Inside the Studio

Edie Nadelhaft

What are the major themes you pursue in your work?
I am primarily interested in the physical world and the human experience of that, what it literally feels like to be alive, right now. Of course there is a huge psychological component to this “condition” as well, which is addressed, albeit less directly. Also, I think a lot about the rapid evolution of digital culture, in which, although much fuss is made about connection, touch in the literal sense of the term is increasingly rare. One could say that I paint this world inch by inch, or more accurately, pixel by pixel, as I create and reference my own digital photographs as source imagery. Although the end result is quite realistic, I am careful to maintain a balance between a rich, lively paint surface and visual accuracy. Painting must retain a little wildness in my humble opinion.

My perspective, which ranges from close to extreme close up, can bring my compositions to the brink of abstraction by focusing so narrowly that the context of the artwork can become obscured. What remains is an unbounded section of sensual topography, the actual scale and orientation of which is unknowable and unimportant. Situational cues such as a horizon line or body contour are intentionally cropped out. This, combined with the essentially fractal nature of my most recent subjects -skin and water- fosters an ambiguity that keeps the focus on the pure physicality of both the subject and the painting. Vija Celmins is lately a close ally in terms of composition and subject matter, but the vivid sensuality of my work often invites comparison with Marilyn Minter or much to my delight, late Guston.

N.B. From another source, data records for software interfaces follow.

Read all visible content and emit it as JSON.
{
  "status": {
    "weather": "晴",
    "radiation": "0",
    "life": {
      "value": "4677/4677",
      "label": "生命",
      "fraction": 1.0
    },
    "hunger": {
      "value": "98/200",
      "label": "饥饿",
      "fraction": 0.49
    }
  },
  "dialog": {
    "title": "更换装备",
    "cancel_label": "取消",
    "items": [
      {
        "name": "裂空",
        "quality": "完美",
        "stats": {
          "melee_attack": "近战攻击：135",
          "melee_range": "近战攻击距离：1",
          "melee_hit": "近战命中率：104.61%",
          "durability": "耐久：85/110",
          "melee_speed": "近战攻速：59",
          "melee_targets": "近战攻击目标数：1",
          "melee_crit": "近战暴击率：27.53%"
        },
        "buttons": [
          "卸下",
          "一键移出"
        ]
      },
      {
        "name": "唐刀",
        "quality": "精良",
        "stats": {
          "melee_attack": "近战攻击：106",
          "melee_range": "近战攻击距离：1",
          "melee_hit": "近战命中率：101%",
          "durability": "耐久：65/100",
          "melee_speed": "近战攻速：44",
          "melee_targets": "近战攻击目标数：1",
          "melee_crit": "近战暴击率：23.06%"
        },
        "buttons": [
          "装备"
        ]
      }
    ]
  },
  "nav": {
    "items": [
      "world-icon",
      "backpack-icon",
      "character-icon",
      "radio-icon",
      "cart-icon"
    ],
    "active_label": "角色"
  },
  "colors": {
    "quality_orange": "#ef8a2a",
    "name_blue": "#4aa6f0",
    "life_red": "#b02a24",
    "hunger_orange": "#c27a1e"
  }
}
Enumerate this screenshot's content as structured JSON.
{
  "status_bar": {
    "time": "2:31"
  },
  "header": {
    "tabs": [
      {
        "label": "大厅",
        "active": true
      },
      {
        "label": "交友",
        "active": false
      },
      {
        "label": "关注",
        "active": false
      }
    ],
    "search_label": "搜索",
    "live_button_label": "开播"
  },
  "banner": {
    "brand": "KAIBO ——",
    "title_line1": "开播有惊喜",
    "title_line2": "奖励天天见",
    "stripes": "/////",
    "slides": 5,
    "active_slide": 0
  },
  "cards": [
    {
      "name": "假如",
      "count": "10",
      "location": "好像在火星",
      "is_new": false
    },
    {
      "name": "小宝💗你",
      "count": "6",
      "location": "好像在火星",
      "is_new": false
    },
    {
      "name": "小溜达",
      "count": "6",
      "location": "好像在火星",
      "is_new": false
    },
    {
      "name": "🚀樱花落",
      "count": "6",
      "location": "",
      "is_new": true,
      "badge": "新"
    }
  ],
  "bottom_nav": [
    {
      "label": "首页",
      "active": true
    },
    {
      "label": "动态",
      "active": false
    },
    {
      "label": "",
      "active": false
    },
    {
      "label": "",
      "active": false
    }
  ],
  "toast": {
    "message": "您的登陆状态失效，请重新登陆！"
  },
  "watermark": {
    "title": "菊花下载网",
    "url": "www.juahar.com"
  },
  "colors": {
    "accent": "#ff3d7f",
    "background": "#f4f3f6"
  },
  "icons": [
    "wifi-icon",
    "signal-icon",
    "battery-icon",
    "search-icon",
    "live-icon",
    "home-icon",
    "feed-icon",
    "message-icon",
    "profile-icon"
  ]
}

What was the best advice given to you as an artist?
Stop using black paint out of the tube. Rather I should mix it and make my own. Boring, but true. This has been especially useful in my current series where I am intentionally limiting my palette to a grey scale, but because it is mixed, there is greater temperature and tonal fluctuation than if I used black.

Prefer to work with music or in silence?
I love music, but certain stages of my process are very intellectually demanding, almost like a verbal task, so just as you cannot speak and read at the same time, I can’t paint and listen simultaneously.

If you could only have one piece of art in your life, what would it be?
Robert Smithson’s Spiral Jetty. And since it is an earthwork, I kind of already have it, as much as anyone can. I have loved this work from afar for ever and when I finally saw it in person last year, flew over it in a helicopter, landed nearby and walked on its surface–it did not disappoint!

Who are your favorite writers?
This changes, but at this moment, they are, in no particular order: Jeffrey Eugenides, Alice Munro, and Milan Kundera.